Common Premieres A J Dilla-Produced Song About The State Of Hip-Hop In 2019
Since the release of his 1994 song “I Used To Love H.E.R.,” Common has had a complex and well-documented relationship with Hip-Hop. At first listen, the song played like Common Sense’s ode to a woman with whom he’d had a life long affair, which was a love-hate relationship. At the end of the record, however, Common revealed the woman about whom he rapped had actually been a metaphor for Hip-Hop.
Over the years, Common has added chapters to what has become an anthology about H.E.R. (Hip-Hop in its Essence is Real). The next installment came in the form of a verse he performed on The Roots’ “Act Too (The Love Of My Life),” from their 1999 album, Things Fall Apart. In the 5 years since he first broached the topic, Common had lost even more respect for Hip-Hop, lamenting on what he saw as its bastardization through over the top Hype Williams videos, and mainstream records produced by Puff Daddy. He also referenced a beef that had ensued with Ice Cube, over a reference Common had made to “boyz n the hood” on “I Used To Love H.E.R.” By the end of the song, Comm’ was able to express gratitude for what Hip-Hop had given him over the years, in retrospect, but it seemed begrudging.
Common’s next flirtation with H.E.R. came in 2002, by way of a verse on Erykah Badu’s “Love Of My Life (An Ode To Hip-Hop),” from the Brown Sugar soundtrack. Nearly 10 years removed from his original song, Common’s bitterness toward his first love was beginning to soften. The time that had passed gave him better understanding that Hip-Hop’s ability to make money didn’t cheapen the culture, and its evolution to embrace singing and other more mainstream-friendly elements did not necessarily dilute it.

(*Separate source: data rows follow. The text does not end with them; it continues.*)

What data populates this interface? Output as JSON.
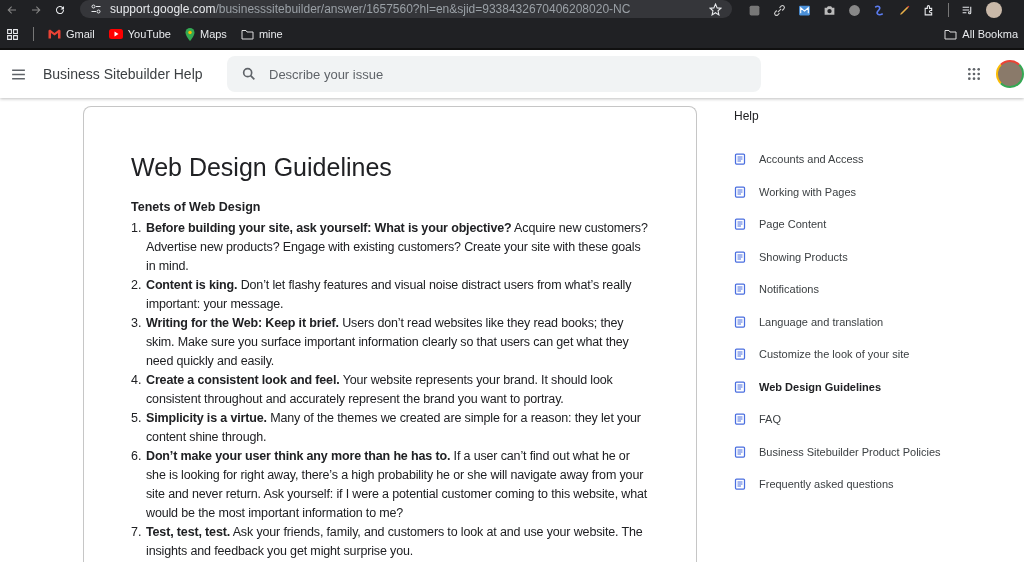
{
  "browser": {
    "url_host": "support.google.com",
    "url_path": "/businesssitebuilder/answer/1657560?hl=en&sjid=9338432670406208020-NC",
    "bookmarks": [
      {
        "label": "Gmail",
        "kind": "gmail"
      },
      {
        "label": "YouTube",
        "kind": "youtube"
      },
      {
        "label": "Maps",
        "kind": "maps"
      },
      {
        "label": "mine",
        "kind": "folder"
      }
    ],
    "all_bookmarks": "All Bookma"
  },
  "header": {
    "title": "Business Sitebuilder Help",
    "search": {
      "placeholder": "Describe your issue"
    }
  },
  "article": {
    "title": "Web Design Guidelines",
    "section_heading": "Tenets of Web Design",
    "items": [
      {
        "number": "1.",
        "text": "**Before building your site, ask yourself: What is your objective?** Acquire new customers? Advertise new products? Engage with existing customers? Create your site with these goals in mind."
      },
      {
        "number": "2.",
        "text": "**Content is king.** Don’t let flashy features and visual noise distract users from what’s really important: your message."
      },
      {
        "number": "3.",
        "text": "**Writing for the Web: Keep it brief.** Users don’t read websites like they read books; they skim. Make sure you surface important information clearly so that users can get what they need quickly and easily."
      },
      {
        "number": "4.",
        "text": "**Create a consistent look and feel.** Your website represents your brand. It should look consistent throughout and accurately represent the brand you want to portray."
      },
      {
        "number": "5.",
        "text": "**Simplicity is a virtue.** Many of the themes we created are simple for a reason: they let your content shine through."
      },
      {
        "number": "6.",
        "text": "**Don’t make your user think any more than he has to.** If a user can’t find out what he or she is looking for right away, there’s a high probability he or she will navigate away from your site and never return. Ask yourself: if I were a potential customer coming to this website, what would be the most important information to me?"
      },
      {
        "number": "7.",
        "text": "**Test, test, test.** Ask your friends, family, and customers to look at and use your website. The insights and feedback you get might surprise you."
      }
    ]
  },
  "sidebar": {
    "heading": "Help",
    "items": [
      {
        "label": "Accounts and Access",
        "selected": false
      },
      {
        "label": "Working with Pages",
        "selected": false
      },
      {
        "label": "Page Content",
        "selected": false
      },
      {
        "label": "Showing Products",
        "selected": false
      },
      {
        "label": "Notifications",
        "selected": false
      },
      {
        "label": "Language and translation",
        "selected": false
      },
      {
        "label": "Customize the look of your site",
        "selected": false
      },
      {
        "label": "Web Design Guidelines",
        "selected": true
      },
      {
        "label": "FAQ",
        "selected": false
      },
      {
        "label": "Business Sitebuilder Product Policies",
        "selected": false
      },
      {
        "label": "Frequently asked questions",
        "selected": false
      }
    ]
  }
}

Last night (June 1), at the 12th annual Roots Picnic, Common premiered the latest installment in his series about H.E.R. Backed by The Roots, rendering a track that was produced by J Dilla, Common showed the growth that can occur in a relationship over 25 years. In verse 1, Common acknowledges that Hip-Hop is all grown up now, and he has learned to appreciate it more as time has gone by. He recognizes it is now global, and in a reference to a line by JAY-Z about Common, shows how his own approach to the culture has paid off. On his 2003 song “Moment Of Clarity,” Jay rapped “If skills sold / truth be told / I’d probably be / lyrically Talib Kweli / Truthfully I wanna rhyme like Common Sense / But I did 5 mill’ – I ain’t been rhyming like Common since.” Rather than a jab at Common, Jay’s words were a lamentation of the fact that complex rhyming simply was not economically viable, for most. In his new song, Common raps “So, really, I wanna rhyme like Common Sense / You the one who gave me that confidence / You the one that showed me ’bout consciousness / And said ‘see beyond my metropolis.’” Since JAY-Z’s song, Common has gone on to win multiple Grammy Awards, an Emmy and an Oscar, and even found mainstream success, ironically with the help of Jay’s protege, Kanye West, all while staying true to himself.

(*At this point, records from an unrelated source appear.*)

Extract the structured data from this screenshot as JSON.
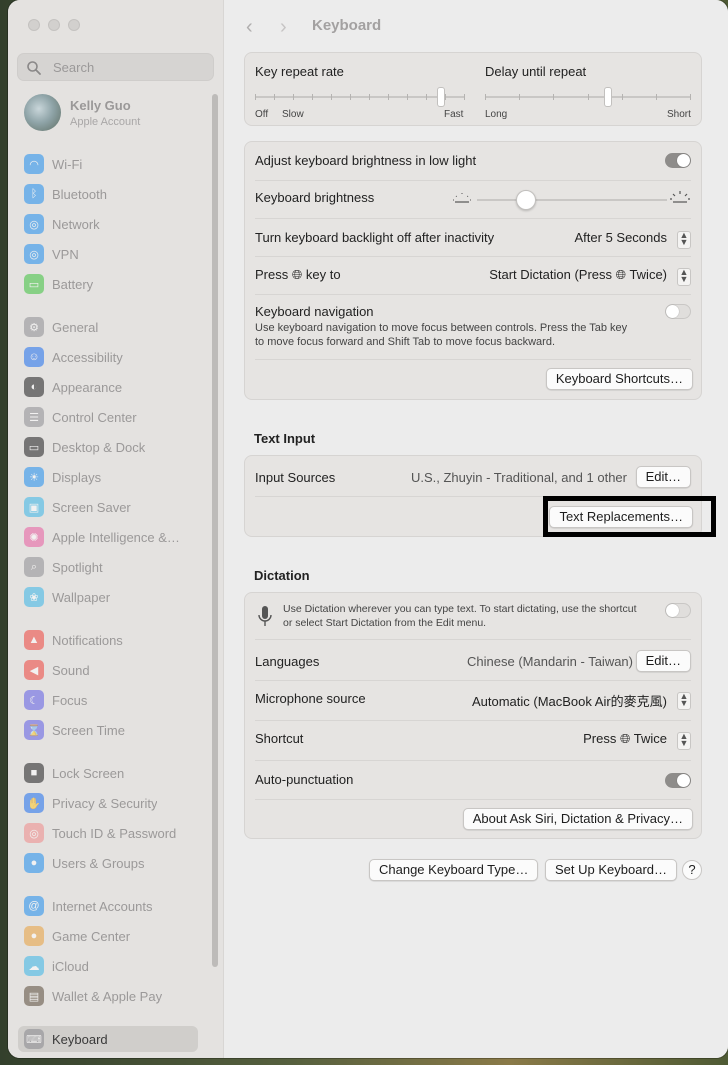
{
  "sidebar": {
    "search_placeholder": "Search",
    "account": {
      "name": "Kelly Guo",
      "subtitle": "Apple Account"
    },
    "items": [
      {
        "label": "Wi-Fi",
        "icon": "wifi-icon",
        "color": "#1e8ef0"
      },
      {
        "label": "Bluetooth",
        "icon": "bluetooth-icon",
        "color": "#1e8ef0"
      },
      {
        "label": "Network",
        "icon": "globe-icon",
        "color": "#1e8ef0"
      },
      {
        "label": "VPN",
        "icon": "vpn-icon",
        "color": "#1e8ef0"
      },
      {
        "label": "Battery",
        "icon": "battery-icon",
        "color": "#3cc23c"
      },
      {
        "label": "General",
        "icon": "gear-icon",
        "color": "#8e8e93"
      },
      {
        "label": "Accessibility",
        "icon": "accessibility-icon",
        "color": "#1e6ef0"
      },
      {
        "label": "Appearance",
        "icon": "appearance-icon",
        "color": "#1d1d1f"
      },
      {
        "label": "Control Center",
        "icon": "control-center-icon",
        "color": "#8e8e93"
      },
      {
        "label": "Desktop & Dock",
        "icon": "dock-icon",
        "color": "#1d1d1f"
      },
      {
        "label": "Displays",
        "icon": "sun-icon",
        "color": "#1e8ef0"
      },
      {
        "label": "Screen Saver",
        "icon": "screen-saver-icon",
        "color": "#38b6e8"
      },
      {
        "label": "Apple Intelligence &…",
        "icon": "apple-intelligence-icon",
        "color": "#e85aa0"
      },
      {
        "label": "Spotlight",
        "icon": "spotlight-icon",
        "color": "#8e8e93"
      },
      {
        "label": "Wallpaper",
        "icon": "wallpaper-icon",
        "color": "#38b6e8"
      },
      {
        "label": "Notifications",
        "icon": "bell-icon",
        "color": "#f0443c"
      },
      {
        "label": "Sound",
        "icon": "speaker-icon",
        "color": "#f0443c"
      },
      {
        "label": "Focus",
        "icon": "moon-icon",
        "color": "#5e5ce6"
      },
      {
        "label": "Screen Time",
        "icon": "hourglass-icon",
        "color": "#5e5ce6"
      },
      {
        "label": "Lock Screen",
        "icon": "lock-icon",
        "color": "#1d1d1f"
      },
      {
        "label": "Privacy & Security",
        "icon": "hand-icon",
        "color": "#1e6ef0"
      },
      {
        "label": "Touch ID & Password",
        "icon": "fingerprint-icon",
        "color": "#f08a8a"
      },
      {
        "label": "Users & Groups",
        "icon": "users-icon",
        "color": "#1e8ef0"
      },
      {
        "label": "Internet Accounts",
        "icon": "at-icon",
        "color": "#1e8ef0"
      },
      {
        "label": "Game Center",
        "icon": "game-center-icon",
        "color": "#e8a03c"
      },
      {
        "label": "iCloud",
        "icon": "cloud-icon",
        "color": "#38b6e8"
      },
      {
        "label": "Wallet & Apple Pay",
        "icon": "wallet-icon",
        "color": "#5a4a3a"
      },
      {
        "label": "Keyboard",
        "icon": "keyboard-icon",
        "color": "#8e8e93"
      }
    ]
  },
  "header": {
    "title": "Keyboard"
  },
  "repeat": {
    "key_repeat_label": "Key repeat rate",
    "key_repeat_left": "Off",
    "key_repeat_left2": "Slow",
    "key_repeat_right": "Fast",
    "key_repeat_value": 0.9,
    "delay_label": "Delay until repeat",
    "delay_left": "Long",
    "delay_right": "Short",
    "delay_value": 0.6
  },
  "brightness": {
    "adjust_label": "Adjust keyboard brightness in low light",
    "adjust_on": true,
    "brightness_label": "Keyboard brightness",
    "brightness_value": 0.23,
    "backlight_label": "Turn keyboard backlight off after inactivity",
    "backlight_value": "After 5 Seconds",
    "press_key_prefix": "Press",
    "press_key_suffix": "key to",
    "press_key_value_pre": "Start Dictation (Press",
    "press_key_value_post": "Twice)",
    "navigation_label": "Keyboard navigation",
    "navigation_desc_line1": "Use keyboard navigation to move focus between controls. Press the Tab key",
    "navigation_desc_line2": "to move focus forward and Shift Tab to move focus backward.",
    "navigation_on": false,
    "shortcuts_button": "Keyboard Shortcuts…"
  },
  "text_input": {
    "section_title": "Text Input",
    "input_sources_label": "Input Sources",
    "input_sources_value": "U.S., Zhuyin - Traditional, and 1 other",
    "edit_button": "Edit…",
    "text_replacements_button": "Text Replacements…"
  },
  "dictation": {
    "section_title": "Dictation",
    "desc_line1": "Use Dictation wherever you can type text. To start dictating, use the shortcut",
    "desc_line2": "or select Start Dictation from the Edit menu.",
    "dictation_on": false,
    "languages_label": "Languages",
    "languages_value": "Chinese (Mandarin - Taiwan)",
    "languages_edit": "Edit…",
    "mic_label": "Microphone source",
    "mic_value": "Automatic (MacBook Air的麥克風)",
    "shortcut_label": "Shortcut",
    "shortcut_value_pre": "Press",
    "shortcut_value_post": "Twice",
    "autopunct_label": "Auto-punctuation",
    "autopunct_on": true,
    "about_button": "About Ask Siri, Dictation & Privacy…"
  },
  "footer": {
    "change_type_button": "Change Keyboard Type…",
    "setup_button": "Set Up Keyboard…",
    "help_button": "?"
  }
}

It’s in verse 3, however, where Common shows his full maturation, appreciation and acceptance of Hip-Hop’s evolution. After an assist from Bilal on the hook, Common puts on a dazzling display of wordplay incorporating the names of some of today’s biggest stars, many of whom draw the ire of 90s Hip-Hop fans. He raps “You gave me a voice in the world / It’s been hard to choose another girl / They trip when you mumble; they trip when you sing / But, you gave us a chance to dream / In Young Thugs, you see a Future / You recognize Lil Boosie ain’t hear to shoot ya / At 21, you knew I was Savage / But you said ‘Common you will never be average.” He continues, “You rock 2 chains, keep your mind free / You see a Malcolm X in a YG / You told me I’m the man like Gucci / With a chance to rap and make movies / Gave mills to the meek to inherit the earth / Before me too, you said ‘Ladies First.’ / Things get rocky, you there ASAP / Rocky to Ferg, you there to swerve / I want you to get the love you deserve / We all made it on the mic with words.” Common goes on to salute several others, and ends the song with “I’m forever yours to the tick-tock / I’m still talking ’bout you, Hip-Hop.” It’s a grown man perspective on a culture that is all grown up.

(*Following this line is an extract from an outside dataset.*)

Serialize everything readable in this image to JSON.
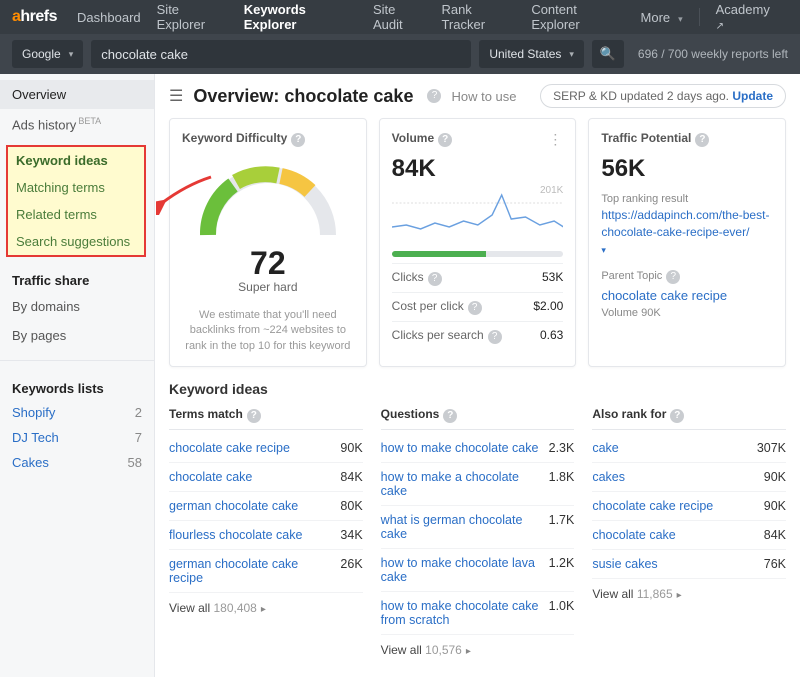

Common’s appearance took place during a Roots set that was a full dedication to their Things Fall Apart album, in celebration of its 20th anniversary. Other guests included Yasiin Bey, Beanie Sigel, Philadelphia Freeway, Dice Raw, Jill Scott and a host of others. The Roots Picnic was held at The Mann Center in Philadelphia, for the first time, and featured performances by H.E.R., 21 Savage, The Joe Budden Podcast, Raphael Saadiq, Questlove Supreme, J. Period & Black Thought’s live mixtape, and much more.